3) The empowering agent
If we follow the biblical image of the Spirit as teacher and empowering and active agent among God’s people the Spirit is involved with development of rational creatures to guide their culture- infusing the nature of God’s love, assisting the Word in communication to the mind and will.
As the mind of man developed the Spirit was the interactive guiding agent that encouraged the growth toward a free love response, although this may be opposed by the free mind to will differently, and hence to sin. The Spirit provides the invitation to the free minds to respond and the inner power to become their intended being if they freely take that course.
4) United in groaning in suffering
St Paul speaks of the Spirit helping the believers in their time of trouble, in their groaning (Romans 8:26-27). This touch of the Spirit touching groaning humanity could also be applied to the solidarity of the Spirit in connection with the groaning and suffering of all of nature in the face of its struggle and emergence of new forms of life and the death of all things.
The Spirit is the connecting agency with the fullness of the compassion and love within the Trinity, the love that God has for all of creation. We should have a strong sense and belief in the participation of God in the necessary painful aspects of freely evolving cosmos and life forms, not as a God who sits back and dispassionately views the saga of suffering and death that is part of the fabric life.
Pannenberg – Field of Force
In “Towards a theology of nature” Wolhart Pannenberg considers the Spirit as acting something like a field of force.

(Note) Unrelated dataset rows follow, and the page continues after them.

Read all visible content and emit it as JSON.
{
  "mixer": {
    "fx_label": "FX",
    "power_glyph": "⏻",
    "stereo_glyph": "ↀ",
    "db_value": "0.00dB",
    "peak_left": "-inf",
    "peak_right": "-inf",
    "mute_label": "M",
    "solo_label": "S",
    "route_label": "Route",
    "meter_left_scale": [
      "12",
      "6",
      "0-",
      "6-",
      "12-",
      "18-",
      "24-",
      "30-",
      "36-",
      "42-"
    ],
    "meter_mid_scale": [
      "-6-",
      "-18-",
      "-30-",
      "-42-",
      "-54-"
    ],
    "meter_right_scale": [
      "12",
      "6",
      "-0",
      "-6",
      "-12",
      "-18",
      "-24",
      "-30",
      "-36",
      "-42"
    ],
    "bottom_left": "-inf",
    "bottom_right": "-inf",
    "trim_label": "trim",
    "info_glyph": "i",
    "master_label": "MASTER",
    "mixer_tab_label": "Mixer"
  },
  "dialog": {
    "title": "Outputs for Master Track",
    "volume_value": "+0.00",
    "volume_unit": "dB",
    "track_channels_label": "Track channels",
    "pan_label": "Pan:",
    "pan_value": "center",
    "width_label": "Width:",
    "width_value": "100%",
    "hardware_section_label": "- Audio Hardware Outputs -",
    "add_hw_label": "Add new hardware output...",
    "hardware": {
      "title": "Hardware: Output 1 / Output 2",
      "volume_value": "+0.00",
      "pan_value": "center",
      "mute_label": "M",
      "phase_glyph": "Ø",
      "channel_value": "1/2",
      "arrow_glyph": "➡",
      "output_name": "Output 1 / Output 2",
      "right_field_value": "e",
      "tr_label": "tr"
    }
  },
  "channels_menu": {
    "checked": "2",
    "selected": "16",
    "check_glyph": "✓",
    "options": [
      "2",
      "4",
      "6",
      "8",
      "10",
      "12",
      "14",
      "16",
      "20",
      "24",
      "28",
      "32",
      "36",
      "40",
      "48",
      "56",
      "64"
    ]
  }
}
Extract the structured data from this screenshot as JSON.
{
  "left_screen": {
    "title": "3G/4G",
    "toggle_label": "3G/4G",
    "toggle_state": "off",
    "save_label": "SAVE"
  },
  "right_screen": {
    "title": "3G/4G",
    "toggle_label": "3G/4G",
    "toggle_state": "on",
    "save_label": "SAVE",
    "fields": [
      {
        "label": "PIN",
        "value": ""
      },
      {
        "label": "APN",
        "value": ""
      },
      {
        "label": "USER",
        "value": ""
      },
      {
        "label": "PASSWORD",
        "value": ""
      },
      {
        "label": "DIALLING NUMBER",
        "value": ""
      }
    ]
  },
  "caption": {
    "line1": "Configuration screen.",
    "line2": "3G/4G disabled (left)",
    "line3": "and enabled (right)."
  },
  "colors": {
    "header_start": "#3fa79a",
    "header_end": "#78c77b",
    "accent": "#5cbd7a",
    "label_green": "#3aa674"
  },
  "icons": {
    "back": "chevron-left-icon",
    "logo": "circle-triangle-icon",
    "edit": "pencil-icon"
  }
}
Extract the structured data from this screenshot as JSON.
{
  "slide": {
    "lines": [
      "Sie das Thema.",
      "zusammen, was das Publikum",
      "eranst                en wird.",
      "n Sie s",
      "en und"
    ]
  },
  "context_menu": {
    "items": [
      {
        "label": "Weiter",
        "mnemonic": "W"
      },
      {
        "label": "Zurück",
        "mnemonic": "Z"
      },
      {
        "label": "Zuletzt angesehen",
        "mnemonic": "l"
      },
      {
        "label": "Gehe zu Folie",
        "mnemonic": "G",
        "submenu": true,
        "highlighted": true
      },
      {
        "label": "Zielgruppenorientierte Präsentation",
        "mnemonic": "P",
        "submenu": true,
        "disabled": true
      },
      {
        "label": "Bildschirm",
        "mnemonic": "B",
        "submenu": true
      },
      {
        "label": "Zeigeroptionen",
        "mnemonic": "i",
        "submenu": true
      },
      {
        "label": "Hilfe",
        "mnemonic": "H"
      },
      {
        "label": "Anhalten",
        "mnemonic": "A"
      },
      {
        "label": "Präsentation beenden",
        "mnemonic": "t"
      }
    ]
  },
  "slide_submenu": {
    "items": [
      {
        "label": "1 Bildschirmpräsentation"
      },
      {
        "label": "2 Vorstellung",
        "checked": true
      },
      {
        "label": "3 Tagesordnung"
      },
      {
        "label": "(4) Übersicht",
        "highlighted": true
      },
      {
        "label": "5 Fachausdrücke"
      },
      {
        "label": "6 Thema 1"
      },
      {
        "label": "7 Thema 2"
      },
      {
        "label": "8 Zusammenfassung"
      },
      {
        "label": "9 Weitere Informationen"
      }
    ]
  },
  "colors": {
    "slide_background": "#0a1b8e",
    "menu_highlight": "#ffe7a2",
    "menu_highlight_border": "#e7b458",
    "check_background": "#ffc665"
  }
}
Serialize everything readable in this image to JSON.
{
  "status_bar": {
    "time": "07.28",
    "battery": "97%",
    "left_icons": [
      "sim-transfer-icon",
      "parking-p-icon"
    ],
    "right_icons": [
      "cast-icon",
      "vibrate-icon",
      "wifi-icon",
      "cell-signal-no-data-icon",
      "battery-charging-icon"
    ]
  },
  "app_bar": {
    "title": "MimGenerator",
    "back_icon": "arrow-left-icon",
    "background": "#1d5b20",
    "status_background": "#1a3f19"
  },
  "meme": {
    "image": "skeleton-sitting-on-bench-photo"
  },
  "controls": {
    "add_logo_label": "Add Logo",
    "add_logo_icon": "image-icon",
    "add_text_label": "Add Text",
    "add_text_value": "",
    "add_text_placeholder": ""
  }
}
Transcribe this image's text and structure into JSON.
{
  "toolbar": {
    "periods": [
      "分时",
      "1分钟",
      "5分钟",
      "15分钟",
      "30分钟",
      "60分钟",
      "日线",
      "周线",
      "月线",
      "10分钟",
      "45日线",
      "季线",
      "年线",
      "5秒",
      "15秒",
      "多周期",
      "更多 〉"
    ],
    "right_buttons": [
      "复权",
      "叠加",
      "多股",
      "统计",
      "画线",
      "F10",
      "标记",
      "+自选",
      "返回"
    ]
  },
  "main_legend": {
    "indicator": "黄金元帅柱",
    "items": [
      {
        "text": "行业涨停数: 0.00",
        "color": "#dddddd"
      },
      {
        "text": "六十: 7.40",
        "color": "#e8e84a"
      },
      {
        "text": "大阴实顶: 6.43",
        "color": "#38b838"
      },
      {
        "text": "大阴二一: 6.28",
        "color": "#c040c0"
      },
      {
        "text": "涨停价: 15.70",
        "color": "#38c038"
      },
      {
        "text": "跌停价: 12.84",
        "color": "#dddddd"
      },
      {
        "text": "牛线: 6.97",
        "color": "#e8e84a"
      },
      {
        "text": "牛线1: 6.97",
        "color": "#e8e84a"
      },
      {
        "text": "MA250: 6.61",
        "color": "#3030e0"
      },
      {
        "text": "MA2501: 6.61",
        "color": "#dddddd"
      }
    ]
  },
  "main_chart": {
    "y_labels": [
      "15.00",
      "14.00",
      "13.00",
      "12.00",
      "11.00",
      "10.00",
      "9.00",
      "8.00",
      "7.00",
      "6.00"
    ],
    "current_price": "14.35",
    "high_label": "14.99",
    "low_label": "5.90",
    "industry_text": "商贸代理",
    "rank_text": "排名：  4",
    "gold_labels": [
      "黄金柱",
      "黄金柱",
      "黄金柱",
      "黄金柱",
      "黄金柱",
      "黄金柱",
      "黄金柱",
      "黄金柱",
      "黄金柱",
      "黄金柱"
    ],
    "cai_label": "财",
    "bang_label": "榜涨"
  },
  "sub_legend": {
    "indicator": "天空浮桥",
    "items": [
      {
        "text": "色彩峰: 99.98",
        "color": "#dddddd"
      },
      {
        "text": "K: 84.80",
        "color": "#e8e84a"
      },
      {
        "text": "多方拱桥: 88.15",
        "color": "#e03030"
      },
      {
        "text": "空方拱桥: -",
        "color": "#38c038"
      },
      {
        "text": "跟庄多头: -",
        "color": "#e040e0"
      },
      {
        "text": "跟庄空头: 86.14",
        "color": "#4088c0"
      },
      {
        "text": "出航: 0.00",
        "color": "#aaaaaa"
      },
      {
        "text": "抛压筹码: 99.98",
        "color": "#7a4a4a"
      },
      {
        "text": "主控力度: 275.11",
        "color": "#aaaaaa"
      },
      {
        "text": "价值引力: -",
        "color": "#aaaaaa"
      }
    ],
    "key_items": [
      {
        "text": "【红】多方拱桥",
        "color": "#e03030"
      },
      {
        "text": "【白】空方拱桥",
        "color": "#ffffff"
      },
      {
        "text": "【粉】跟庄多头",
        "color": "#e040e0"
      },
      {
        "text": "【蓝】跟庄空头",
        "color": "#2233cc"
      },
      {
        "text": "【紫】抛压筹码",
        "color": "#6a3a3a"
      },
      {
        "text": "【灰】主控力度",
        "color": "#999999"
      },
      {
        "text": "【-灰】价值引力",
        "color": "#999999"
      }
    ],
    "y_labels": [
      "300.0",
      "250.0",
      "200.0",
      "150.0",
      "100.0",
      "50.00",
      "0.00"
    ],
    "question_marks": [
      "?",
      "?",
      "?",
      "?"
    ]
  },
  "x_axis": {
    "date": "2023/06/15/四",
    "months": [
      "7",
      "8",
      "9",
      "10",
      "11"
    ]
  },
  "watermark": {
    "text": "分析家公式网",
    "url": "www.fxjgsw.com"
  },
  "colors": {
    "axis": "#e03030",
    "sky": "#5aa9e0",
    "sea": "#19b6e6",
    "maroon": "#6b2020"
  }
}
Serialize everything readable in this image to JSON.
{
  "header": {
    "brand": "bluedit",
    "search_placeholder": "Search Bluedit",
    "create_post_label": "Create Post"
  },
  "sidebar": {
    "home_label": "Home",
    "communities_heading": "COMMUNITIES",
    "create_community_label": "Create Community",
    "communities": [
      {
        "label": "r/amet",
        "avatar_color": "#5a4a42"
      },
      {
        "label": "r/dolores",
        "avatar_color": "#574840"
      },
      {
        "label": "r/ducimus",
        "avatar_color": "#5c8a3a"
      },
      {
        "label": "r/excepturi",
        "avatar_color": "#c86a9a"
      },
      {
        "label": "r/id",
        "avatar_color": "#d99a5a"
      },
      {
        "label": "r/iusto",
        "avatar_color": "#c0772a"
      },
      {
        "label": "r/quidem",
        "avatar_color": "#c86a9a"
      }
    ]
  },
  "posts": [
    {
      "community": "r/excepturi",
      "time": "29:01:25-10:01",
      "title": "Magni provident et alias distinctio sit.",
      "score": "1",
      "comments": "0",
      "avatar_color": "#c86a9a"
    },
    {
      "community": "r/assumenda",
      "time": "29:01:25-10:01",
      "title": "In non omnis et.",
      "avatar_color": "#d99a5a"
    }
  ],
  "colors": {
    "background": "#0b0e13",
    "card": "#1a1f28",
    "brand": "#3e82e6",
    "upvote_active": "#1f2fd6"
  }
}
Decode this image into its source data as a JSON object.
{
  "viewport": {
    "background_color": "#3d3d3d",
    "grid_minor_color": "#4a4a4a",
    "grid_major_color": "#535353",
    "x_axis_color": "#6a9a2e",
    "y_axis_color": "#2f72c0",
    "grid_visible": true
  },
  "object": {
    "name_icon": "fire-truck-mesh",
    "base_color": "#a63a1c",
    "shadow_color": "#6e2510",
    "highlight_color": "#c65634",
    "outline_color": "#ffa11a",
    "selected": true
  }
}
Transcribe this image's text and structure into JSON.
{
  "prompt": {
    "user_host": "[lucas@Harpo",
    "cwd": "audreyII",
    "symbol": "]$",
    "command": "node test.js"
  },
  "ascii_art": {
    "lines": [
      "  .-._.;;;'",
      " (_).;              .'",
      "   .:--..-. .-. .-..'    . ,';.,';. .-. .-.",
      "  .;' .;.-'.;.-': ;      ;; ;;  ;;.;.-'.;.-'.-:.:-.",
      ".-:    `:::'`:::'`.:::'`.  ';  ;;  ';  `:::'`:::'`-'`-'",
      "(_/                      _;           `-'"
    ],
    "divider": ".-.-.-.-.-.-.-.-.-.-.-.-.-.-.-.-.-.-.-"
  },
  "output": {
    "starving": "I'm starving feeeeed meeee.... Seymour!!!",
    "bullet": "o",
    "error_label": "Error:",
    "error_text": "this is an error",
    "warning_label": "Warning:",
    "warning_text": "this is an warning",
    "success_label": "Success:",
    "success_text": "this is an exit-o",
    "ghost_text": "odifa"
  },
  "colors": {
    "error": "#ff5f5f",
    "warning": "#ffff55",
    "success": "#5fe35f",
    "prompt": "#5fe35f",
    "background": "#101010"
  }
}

There has developed in science various theories of “fields of force”, with magnetism and gravity as two prime examples, things that act on objects over some distance. Pannenberg uses such an image as a suggestion of how God may act in creation, with activity of the Spirit concieved of in this way. Scotus had used the idea of Univocity ( aspects of observable things taken to their highest degree) in order to find ways to describe the nature of God. Following Pannenberg the ideas from physics such as gravity and other extensive pervading fields of force can also be another univocal means of describing the nature of God, who acts from without to act on the whole universe and draw it to some purposeful direction, and draw human minds into extistence and develop the human race to our ultimate goal of divine communion. God, acting throught the Spirit is the ultimate, infinite and most perfect field of force that causes the expansion of the cosmos, is the ground of biological evolution and the way of our ultimate destiny as Beings in Communion.
The Spirit of God, also called the Holy Spirit, shares the divine essence and the mutal love of the divine essence is what unites the Trinity. While the Word represents to us the Intellect of God the Spirit appears as the active agency by which the cosmos takes shape and the evolution takes its course. A way into seeing God’s action in connection with the world may be to see the Spirit as something like an infinite field of force that transcends all others and by which God’s creative and renewing activity is made present.
Breath on me Breath of God
Fill me with life anew
That I may love what thou dost love
And do what thou would do